Morning traffic runs along a freeway on September 19, 2019, in Los Angeles, California.
Mike Blake | Reuters
California clean-air regulators unveiled a plan this week that would boost sales of electric and zero-emission vehicles and eventually shut down new gasoline-fueled vehicles by 2035, in a bid to combat the state’s greenhouse gas pollution.
The proposal, if enacted by the California Air Resources Board, would require 35% of new passenger car sales by 2026 to be battery-powered or hydrogen-powered, and 100% of sales to be net-zero emissions in less than a decade. It added that zero-emission sales must increase by 68% by 2030.
Transforming the transportation sector into clean energy is a key component of California’s plan to combat climate change, as cars, trucks and other vehicles represent about 40% of the state’s pollution.
Electric vehicle sales in the state grew 12.4% of total sales last year, a jump from 7.8% in the previous year.
The board is expected to vote on the proposal in August. At least 15 states, including New Jersey, New York, and Pennsylvania, have adopted car standards under the previous Clean-Car rule in California.
The plan is to govt. Gavin followed Newsom’s executive order to sell cars with internal combustion engines within 15 years to produce all new car sales zero emissions by 2035.
This rule does not prohibit people from owning or selling gas vehicles in the used market.
“Californians are still experiencing the harmful effects of smog emissions and the effects of climate change, which is expected to worsen in the coming decades. It is important and necessary to adopt the proposed ACC II regulations,” the state plan said.
Newsom, signing the executive order, said the plan could reduce state emissions from cars by more than 35% and that zero-emissions vehicles would “almost certainly” be cheaper than gas-powered vehicles when regulations began.
“Based on 30 years of work to electrify light-duty vehicles in California, the market is clearly ready for a massive transformation,” the plan says.
California, which is battling increasing wildfires and droughts as temperatures rise, aims to become 100% renewable energy by 2045.
Some environmental groups have called on the board to set more stringent targets for advancing the transition to electric vehicles, arguing that the state should impose a rule to achieve 100% zero-emission vehicle sales by 2030, five years before the current proposal.
Scott Hochberg, attorney for the Center for Transportation at the Institute for Climate Law on Biodiversity, said in a statement: “Time is running out in front of the Earth because we know it disappears in the rear view mirror.

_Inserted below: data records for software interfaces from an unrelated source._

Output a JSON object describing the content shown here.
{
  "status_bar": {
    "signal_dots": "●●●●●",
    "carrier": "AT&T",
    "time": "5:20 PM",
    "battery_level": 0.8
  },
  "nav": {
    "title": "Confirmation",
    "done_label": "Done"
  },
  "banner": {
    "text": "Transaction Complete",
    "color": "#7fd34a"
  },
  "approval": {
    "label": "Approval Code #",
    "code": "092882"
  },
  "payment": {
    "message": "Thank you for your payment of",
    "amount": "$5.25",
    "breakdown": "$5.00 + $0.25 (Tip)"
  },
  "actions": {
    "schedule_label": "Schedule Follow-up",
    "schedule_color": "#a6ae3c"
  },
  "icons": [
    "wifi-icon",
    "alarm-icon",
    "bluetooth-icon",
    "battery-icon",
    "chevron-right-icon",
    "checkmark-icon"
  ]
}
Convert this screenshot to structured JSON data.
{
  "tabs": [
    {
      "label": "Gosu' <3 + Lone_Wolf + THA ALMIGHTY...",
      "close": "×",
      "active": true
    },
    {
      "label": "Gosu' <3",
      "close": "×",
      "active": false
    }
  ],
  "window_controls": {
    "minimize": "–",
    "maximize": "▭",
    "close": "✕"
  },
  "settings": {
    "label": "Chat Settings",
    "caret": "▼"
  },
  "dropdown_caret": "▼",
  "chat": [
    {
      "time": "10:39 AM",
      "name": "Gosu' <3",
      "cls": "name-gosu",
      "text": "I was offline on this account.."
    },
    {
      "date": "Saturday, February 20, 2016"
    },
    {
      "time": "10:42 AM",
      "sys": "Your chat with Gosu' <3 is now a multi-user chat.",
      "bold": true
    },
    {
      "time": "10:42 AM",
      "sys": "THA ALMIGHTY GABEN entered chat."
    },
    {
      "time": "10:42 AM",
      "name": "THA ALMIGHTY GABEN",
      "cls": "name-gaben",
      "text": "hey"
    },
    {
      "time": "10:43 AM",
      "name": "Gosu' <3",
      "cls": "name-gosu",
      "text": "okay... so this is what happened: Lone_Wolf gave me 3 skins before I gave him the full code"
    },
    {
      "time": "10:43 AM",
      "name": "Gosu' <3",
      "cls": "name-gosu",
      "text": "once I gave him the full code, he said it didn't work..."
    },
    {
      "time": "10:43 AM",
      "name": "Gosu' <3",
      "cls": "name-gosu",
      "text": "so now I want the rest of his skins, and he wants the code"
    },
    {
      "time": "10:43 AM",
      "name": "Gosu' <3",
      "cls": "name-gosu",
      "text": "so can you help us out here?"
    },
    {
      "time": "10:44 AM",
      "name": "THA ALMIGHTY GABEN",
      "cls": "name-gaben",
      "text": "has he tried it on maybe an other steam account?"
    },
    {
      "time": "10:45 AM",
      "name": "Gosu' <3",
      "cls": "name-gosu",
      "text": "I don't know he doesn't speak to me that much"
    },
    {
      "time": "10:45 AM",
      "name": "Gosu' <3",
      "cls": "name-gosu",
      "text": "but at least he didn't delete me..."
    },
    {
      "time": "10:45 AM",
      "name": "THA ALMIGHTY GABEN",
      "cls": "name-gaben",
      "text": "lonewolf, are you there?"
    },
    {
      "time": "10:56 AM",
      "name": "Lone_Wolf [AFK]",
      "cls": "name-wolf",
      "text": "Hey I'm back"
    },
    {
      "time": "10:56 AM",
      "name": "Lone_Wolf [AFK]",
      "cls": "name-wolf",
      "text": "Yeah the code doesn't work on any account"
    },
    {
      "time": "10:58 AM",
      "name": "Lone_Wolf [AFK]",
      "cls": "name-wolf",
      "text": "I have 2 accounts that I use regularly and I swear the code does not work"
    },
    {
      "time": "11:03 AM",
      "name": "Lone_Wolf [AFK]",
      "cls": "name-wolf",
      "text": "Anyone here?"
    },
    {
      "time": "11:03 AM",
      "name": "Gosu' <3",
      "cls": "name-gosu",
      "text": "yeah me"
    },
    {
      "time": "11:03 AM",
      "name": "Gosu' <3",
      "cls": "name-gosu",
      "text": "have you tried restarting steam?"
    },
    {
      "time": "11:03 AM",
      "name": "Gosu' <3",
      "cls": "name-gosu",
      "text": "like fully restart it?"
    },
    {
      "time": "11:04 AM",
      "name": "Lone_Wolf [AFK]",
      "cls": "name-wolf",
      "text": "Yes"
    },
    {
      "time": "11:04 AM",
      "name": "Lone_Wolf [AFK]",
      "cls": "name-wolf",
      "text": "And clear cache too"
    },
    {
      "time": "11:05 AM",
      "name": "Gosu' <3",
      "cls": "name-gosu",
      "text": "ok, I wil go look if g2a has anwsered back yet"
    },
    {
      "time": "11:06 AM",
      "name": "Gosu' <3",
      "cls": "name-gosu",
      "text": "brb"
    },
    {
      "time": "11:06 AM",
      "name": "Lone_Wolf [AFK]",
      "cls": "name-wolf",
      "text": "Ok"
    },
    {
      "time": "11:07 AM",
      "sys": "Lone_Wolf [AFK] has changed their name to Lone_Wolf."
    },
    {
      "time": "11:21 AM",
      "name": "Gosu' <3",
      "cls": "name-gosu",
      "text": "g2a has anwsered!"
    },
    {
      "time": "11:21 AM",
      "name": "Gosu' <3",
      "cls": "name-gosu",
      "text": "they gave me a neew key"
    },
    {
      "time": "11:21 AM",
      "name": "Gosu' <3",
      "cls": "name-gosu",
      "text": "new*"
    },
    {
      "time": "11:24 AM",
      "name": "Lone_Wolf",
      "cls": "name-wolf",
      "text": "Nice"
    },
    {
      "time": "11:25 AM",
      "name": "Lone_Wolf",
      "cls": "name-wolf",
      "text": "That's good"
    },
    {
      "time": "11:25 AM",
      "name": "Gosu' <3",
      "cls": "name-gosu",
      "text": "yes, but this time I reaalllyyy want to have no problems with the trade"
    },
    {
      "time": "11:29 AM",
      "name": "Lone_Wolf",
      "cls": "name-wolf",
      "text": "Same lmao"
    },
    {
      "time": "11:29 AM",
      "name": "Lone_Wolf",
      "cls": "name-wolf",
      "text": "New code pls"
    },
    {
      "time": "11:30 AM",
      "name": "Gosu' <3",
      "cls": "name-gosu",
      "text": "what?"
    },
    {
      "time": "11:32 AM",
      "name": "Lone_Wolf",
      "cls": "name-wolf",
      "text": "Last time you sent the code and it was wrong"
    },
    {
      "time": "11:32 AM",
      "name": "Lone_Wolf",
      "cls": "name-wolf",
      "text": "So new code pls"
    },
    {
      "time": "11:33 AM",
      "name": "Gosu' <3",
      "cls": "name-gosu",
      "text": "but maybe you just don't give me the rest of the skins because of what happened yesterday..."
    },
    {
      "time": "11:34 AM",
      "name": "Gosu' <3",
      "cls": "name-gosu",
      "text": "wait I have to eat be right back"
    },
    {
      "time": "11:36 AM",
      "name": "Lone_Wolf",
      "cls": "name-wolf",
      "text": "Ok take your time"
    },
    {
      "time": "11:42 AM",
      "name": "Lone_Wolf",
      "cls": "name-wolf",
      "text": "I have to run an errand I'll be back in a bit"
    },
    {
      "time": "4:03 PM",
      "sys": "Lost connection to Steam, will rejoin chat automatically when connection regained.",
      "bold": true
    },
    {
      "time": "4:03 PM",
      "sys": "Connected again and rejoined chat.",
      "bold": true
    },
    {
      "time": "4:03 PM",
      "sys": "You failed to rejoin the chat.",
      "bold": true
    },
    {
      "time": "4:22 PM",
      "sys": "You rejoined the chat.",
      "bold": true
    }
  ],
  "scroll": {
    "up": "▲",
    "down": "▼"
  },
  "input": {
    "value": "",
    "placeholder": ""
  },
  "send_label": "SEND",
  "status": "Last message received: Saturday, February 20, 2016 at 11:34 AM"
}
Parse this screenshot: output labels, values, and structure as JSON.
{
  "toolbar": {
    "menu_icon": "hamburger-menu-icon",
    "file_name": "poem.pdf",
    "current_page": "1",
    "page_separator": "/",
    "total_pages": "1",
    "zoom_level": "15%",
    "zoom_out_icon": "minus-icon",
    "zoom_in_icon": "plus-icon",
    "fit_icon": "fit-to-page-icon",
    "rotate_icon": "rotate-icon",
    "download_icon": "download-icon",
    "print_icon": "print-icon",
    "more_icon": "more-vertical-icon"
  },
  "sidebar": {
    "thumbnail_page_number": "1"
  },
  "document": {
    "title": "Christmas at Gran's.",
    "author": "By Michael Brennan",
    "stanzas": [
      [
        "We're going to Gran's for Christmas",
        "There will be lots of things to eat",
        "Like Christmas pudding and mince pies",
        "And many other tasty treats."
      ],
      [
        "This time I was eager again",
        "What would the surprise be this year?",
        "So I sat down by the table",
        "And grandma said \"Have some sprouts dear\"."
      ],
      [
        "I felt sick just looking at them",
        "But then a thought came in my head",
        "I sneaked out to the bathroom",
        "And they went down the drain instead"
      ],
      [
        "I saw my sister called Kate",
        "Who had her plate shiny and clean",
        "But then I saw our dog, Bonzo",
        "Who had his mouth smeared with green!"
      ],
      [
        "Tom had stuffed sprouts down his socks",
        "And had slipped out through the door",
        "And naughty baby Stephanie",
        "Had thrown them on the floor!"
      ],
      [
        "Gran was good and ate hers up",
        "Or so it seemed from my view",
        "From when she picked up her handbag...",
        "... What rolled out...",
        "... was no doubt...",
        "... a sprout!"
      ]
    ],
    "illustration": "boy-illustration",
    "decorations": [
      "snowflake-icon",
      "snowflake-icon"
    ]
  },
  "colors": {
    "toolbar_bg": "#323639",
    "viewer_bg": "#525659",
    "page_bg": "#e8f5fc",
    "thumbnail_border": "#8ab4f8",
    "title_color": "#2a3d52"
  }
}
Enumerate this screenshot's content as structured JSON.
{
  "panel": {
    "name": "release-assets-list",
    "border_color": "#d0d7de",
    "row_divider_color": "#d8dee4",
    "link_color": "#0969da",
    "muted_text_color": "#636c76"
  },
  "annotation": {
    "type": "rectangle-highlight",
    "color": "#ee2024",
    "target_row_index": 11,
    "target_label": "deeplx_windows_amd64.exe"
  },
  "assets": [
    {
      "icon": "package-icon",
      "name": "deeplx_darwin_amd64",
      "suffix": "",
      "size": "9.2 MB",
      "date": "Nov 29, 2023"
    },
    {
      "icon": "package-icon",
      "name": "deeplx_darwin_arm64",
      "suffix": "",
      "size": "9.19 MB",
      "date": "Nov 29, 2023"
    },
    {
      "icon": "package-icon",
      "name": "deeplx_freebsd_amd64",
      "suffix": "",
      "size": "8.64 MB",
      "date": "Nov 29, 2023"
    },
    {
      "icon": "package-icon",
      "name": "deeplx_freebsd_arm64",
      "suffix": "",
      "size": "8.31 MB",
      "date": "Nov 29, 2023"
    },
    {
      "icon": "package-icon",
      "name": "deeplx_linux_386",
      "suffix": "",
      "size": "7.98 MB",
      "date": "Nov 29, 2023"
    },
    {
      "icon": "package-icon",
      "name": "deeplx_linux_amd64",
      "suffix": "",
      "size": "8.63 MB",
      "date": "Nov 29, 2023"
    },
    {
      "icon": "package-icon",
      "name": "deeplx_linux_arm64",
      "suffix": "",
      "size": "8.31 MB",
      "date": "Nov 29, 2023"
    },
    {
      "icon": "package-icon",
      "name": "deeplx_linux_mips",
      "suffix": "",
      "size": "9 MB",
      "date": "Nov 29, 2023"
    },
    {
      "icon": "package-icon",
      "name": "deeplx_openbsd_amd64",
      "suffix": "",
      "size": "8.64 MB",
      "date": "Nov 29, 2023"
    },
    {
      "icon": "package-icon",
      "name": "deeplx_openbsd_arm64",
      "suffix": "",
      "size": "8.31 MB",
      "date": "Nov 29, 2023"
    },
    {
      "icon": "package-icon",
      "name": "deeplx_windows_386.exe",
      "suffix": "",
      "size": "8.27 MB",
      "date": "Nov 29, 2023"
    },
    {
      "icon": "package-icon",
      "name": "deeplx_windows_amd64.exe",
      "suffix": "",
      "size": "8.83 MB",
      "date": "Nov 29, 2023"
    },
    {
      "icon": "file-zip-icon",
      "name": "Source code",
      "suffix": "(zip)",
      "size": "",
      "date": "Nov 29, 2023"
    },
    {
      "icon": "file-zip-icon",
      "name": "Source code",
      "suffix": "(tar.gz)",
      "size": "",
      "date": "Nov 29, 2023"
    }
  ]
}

“To protect humans and the planet, California needs to rid our roads of tailpipe pollution as soon as possible,” Hochberg said.